▸ **Required work**:
Where in the material does the word "JSON" appear? Copy each line that has it.

▸ **Supplied data**:
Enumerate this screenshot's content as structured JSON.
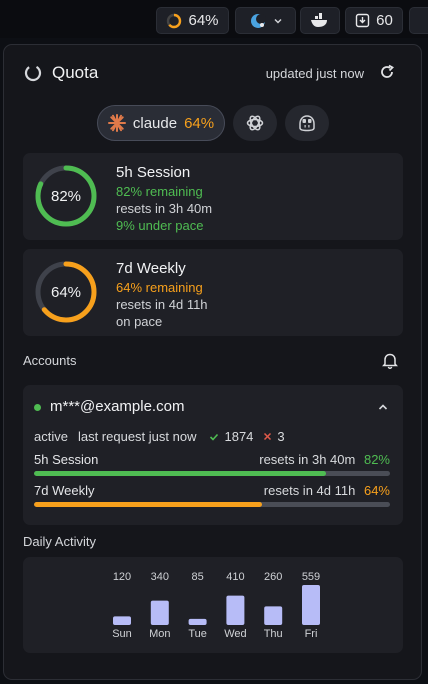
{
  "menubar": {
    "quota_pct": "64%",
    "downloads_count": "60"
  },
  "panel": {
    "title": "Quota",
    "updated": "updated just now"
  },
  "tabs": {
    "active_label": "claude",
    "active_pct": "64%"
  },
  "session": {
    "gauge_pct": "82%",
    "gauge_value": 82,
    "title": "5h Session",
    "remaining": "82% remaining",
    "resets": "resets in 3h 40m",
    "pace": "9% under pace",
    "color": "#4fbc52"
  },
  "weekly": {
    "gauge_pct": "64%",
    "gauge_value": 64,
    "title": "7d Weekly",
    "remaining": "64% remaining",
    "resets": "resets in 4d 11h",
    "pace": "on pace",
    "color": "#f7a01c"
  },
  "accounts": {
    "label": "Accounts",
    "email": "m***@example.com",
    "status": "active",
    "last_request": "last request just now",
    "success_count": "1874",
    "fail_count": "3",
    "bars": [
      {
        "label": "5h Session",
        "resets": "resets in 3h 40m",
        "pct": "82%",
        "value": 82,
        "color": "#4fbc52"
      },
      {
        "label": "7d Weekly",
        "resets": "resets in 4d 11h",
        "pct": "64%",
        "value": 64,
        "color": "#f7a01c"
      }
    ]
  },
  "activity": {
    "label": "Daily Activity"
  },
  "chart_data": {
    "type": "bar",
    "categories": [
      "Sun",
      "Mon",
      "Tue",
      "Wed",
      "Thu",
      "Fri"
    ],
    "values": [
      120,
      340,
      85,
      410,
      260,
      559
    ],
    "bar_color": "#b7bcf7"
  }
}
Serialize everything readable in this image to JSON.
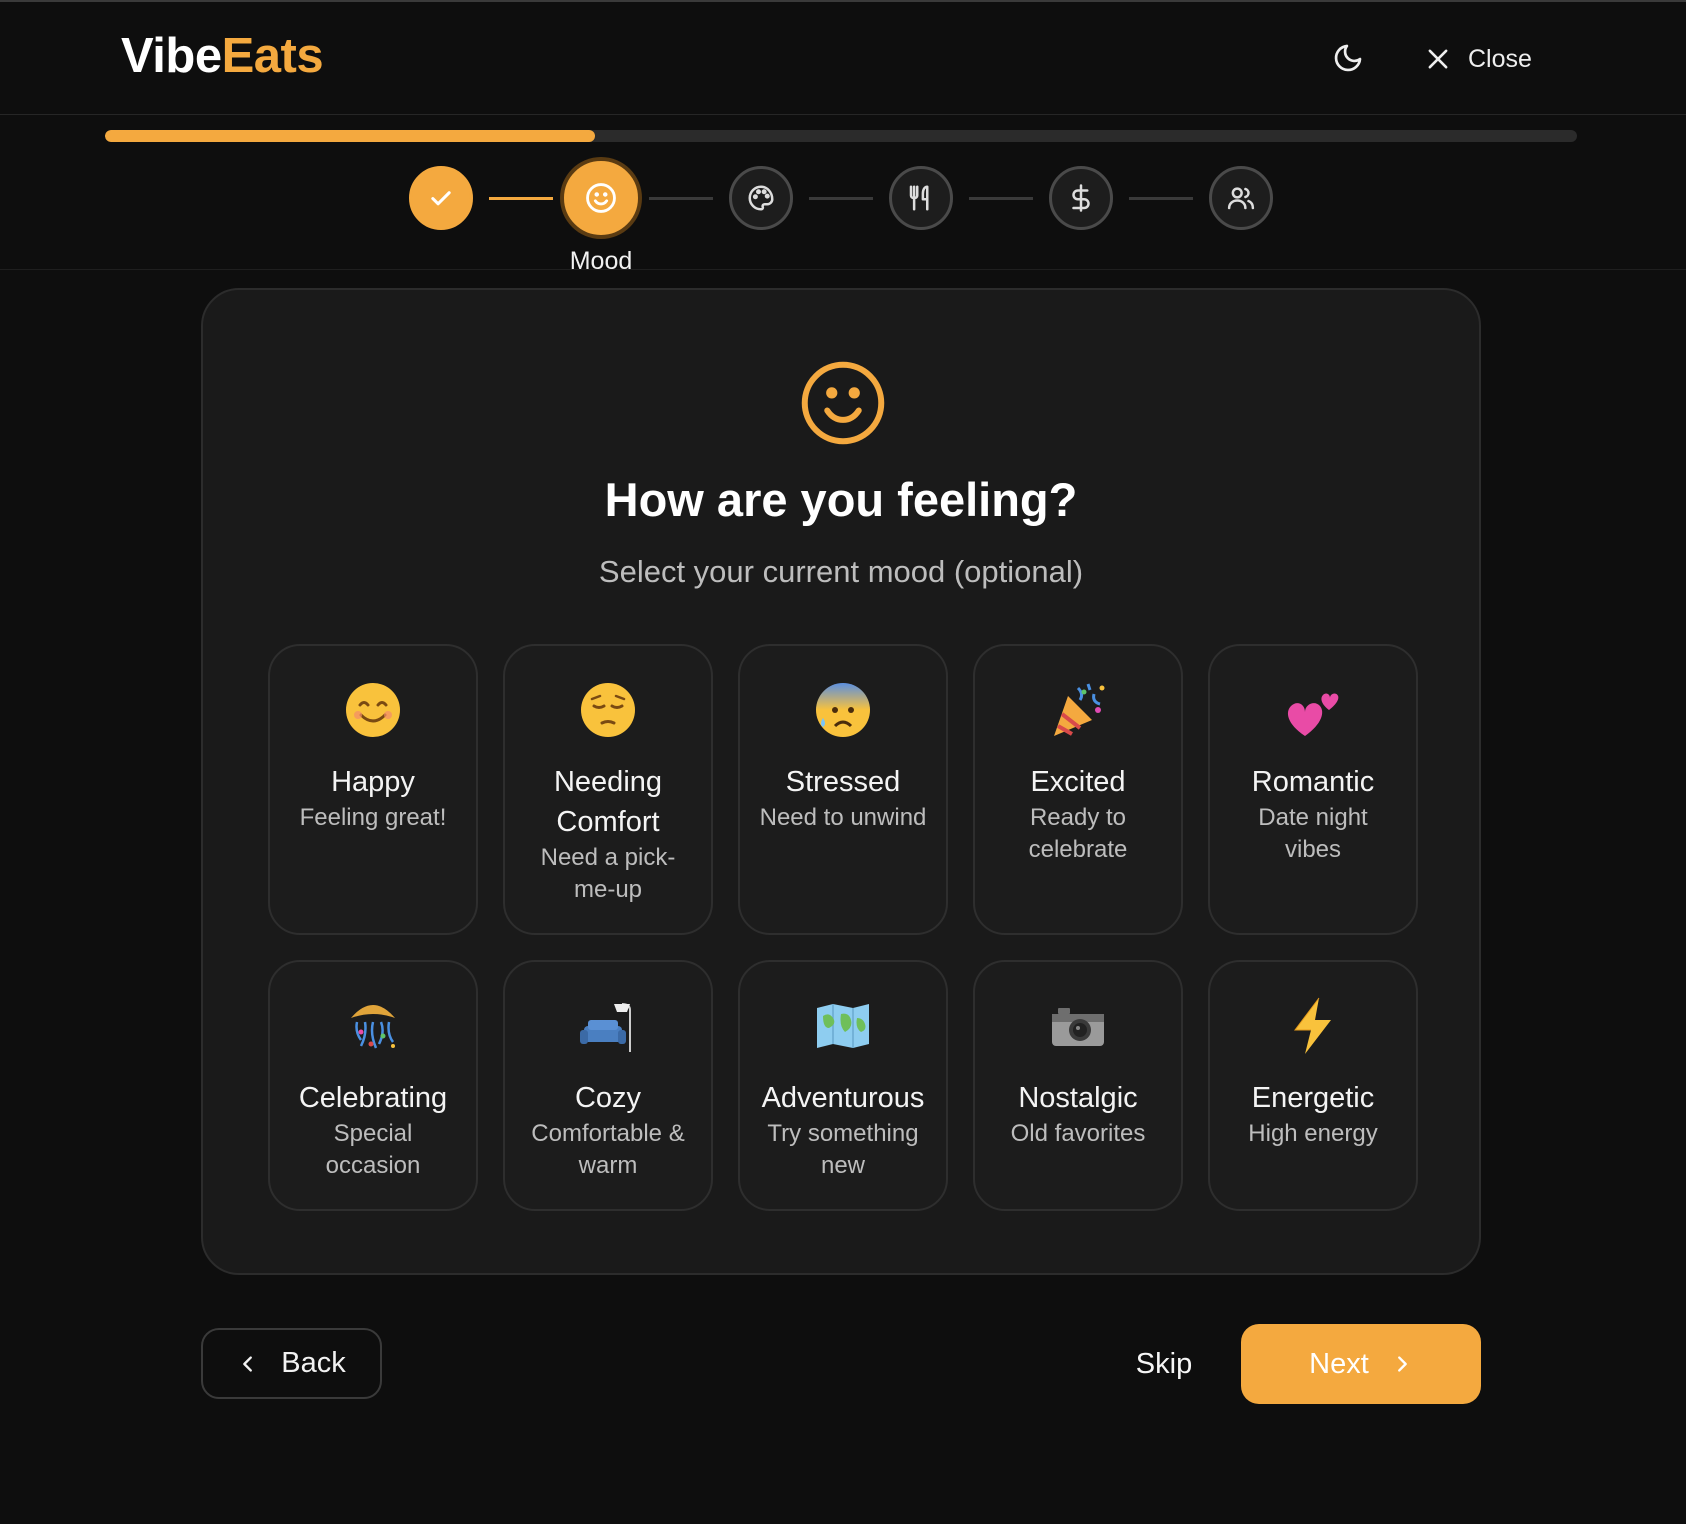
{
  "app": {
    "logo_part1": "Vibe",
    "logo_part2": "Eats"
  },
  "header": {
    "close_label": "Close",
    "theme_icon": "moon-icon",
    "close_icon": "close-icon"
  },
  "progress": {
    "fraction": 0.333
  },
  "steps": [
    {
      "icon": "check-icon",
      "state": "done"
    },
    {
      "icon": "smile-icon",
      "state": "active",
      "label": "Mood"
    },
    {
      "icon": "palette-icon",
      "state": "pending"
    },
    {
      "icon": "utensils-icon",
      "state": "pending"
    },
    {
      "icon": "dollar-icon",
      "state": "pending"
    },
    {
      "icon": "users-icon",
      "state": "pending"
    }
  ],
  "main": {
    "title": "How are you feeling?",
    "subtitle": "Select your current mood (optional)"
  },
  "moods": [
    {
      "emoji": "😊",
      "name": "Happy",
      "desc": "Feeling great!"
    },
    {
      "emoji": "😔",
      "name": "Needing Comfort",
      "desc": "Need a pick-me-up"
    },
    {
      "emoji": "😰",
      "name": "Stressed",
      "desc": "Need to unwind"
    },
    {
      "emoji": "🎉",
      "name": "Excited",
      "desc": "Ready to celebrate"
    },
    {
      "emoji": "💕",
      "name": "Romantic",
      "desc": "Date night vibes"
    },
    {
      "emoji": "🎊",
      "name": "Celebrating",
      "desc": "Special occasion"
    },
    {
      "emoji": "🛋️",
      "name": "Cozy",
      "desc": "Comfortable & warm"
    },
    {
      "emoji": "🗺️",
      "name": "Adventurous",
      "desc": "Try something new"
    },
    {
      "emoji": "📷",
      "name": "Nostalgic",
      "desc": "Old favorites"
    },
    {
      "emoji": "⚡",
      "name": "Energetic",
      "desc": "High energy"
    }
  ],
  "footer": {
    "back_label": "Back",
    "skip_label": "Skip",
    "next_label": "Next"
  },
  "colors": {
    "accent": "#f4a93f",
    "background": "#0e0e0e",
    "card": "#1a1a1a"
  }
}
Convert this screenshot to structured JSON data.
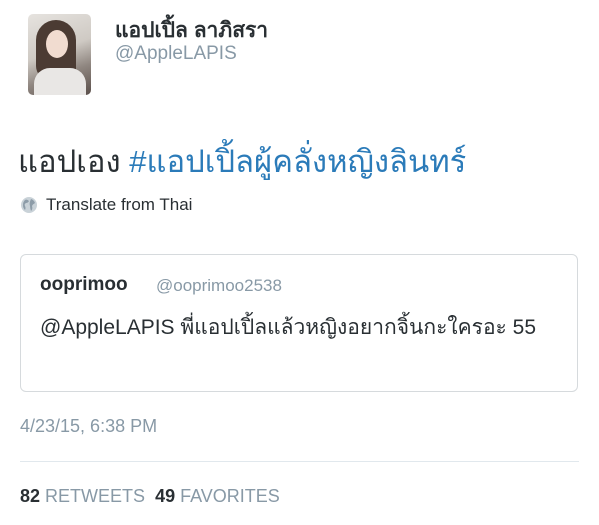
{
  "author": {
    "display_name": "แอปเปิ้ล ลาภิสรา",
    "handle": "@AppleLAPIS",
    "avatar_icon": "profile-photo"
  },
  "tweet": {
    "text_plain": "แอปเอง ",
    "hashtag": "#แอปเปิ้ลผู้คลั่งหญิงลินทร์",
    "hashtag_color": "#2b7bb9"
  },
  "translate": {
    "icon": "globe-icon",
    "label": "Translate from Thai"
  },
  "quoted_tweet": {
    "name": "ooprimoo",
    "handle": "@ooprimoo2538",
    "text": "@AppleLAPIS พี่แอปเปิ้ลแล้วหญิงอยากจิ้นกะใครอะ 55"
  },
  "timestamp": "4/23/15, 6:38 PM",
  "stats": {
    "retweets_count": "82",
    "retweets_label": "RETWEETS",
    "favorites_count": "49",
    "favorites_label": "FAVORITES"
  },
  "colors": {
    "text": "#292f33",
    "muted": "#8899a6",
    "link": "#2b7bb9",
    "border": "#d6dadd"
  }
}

▸ **Response**:
Enumerate this screenshot's content as structured JSON.
Serialize everything readable in this image to JSON.
Convert this screenshot to structured JSON data.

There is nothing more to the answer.